Your objective: Return each entry exactly, omitting nothing.

[Entries from a dataset of interfaces]
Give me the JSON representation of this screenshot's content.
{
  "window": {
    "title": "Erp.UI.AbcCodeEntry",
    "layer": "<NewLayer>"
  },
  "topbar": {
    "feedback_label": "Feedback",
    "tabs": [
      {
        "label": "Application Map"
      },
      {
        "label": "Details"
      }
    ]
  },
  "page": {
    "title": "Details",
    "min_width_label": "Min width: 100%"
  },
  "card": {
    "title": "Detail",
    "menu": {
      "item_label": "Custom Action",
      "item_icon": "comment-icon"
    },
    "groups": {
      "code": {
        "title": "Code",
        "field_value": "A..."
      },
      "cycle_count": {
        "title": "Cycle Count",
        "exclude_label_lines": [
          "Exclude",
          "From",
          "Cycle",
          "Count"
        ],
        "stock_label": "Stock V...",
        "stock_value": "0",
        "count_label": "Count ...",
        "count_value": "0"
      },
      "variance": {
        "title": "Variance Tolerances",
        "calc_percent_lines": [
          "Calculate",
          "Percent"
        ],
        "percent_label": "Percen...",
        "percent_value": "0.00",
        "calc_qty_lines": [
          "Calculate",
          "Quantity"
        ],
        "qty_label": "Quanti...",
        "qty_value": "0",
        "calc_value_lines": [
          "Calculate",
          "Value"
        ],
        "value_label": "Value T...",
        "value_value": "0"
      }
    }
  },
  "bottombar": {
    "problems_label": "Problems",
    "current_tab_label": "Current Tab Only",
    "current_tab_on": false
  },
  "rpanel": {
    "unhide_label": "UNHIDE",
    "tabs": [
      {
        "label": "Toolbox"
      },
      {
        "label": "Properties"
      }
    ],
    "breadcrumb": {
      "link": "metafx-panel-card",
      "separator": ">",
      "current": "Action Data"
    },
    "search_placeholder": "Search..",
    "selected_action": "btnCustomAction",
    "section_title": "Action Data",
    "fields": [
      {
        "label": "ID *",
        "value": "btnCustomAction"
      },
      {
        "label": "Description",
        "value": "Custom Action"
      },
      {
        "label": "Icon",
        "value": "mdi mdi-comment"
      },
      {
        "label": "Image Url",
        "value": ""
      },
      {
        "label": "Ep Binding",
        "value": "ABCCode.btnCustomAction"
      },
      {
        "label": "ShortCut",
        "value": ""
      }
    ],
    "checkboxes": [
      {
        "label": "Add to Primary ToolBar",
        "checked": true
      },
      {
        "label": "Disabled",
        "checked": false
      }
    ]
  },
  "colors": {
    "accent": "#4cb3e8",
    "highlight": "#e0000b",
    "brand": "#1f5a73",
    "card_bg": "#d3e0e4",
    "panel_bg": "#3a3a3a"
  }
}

Solved exercise:
Give me the JSON representation of this screenshot's content.
{
  "window": {
    "title": "Erp.UI.AbcCodeEntry",
    "layer": "<NewLayer>"
  },
  "topbar": {
    "feedback_label": "Feedback",
    "tabs": [
      {
        "label": "Application Map"
      },
      {
        "label": "Details"
      }
    ]
  },
  "page": {
    "title": "Details",
    "min_width_label": "Min width: 100%"
  },
  "card": {
    "title": "Detail",
    "menu": {
      "item_label": "Custom Action",
      "item_icon": "comment-icon"
    },
    "groups": {
      "code": {
        "title": "Code",
        "field_value": "A..."
      },
      "cycle_count": {
        "title": "Cycle Count",
        "exclude_label_lines": [
          "Exclude",
          "From",
          "Cycle",
          "Count"
        ],
        "stock_label": "Stock V...",
        "stock_value": "0",
        "count_label": "Count ...",
        "count_value": "0"
      },
      "variance": {
        "title": "Variance Tolerances",
        "calc_percent_lines": [
          "Calculate",
          "Percent"
        ],
        "percent_label": "Percen...",
        "percent_value": "0.00",
        "calc_qty_lines": [
          "Calculate",
          "Quantity"
        ],
        "qty_label": "Quanti...",
        "qty_value": "0",
        "calc_value_lines": [
          "Calculate",
          "Value"
        ],
        "value_label": "Value T...",
        "value_value": "0"
      }
    }
  },
  "bottombar": {
    "problems_label": "Problems",
    "current_tab_label": "Current Tab Only",
    "current_tab_on": false
  },
  "rpanel": {
    "unhide_label": "UNHIDE",
    "tabs": [
      {
        "label": "Toolbox"
      },
      {
        "label": "Properties"
      }
    ],
    "breadcrumb": {
      "link": "metafx-panel-card",
      "separator": ">",
      "current": "Action Data"
    },
    "search_placeholder": "Search..",
    "selected_action": "btnCustomAction",
    "section_title": "Action Data",
    "fields": [
      {
        "label": "ID *",
        "value": "btnCustomAction"
      },
      {
        "label": "Description",
        "value": "Custom Action"
      },
      {
        "label": "Icon",
        "value": "mdi mdi-comment"
      },
      {
        "label": "Image Url",
        "value": ""
      },
      {
        "label": "Ep Binding",
        "value": "ABCCode.btnCustomAction"
      },
      {
        "label": "ShortCut",
        "value": ""
      }
    ],
    "checkboxes": [
      {
        "label": "Add to Primary ToolBar",
        "checked": true
      },
      {
        "label": "Disabled",
        "checked": false
      }
    ]
  },
  "colors": {
    "accent": "#4cb3e8",
    "highlight": "#e0000b",
    "brand": "#1f5a73",
    "card_bg": "#d3e0e4",
    "panel_bg": "#3a3a3a"
  }
}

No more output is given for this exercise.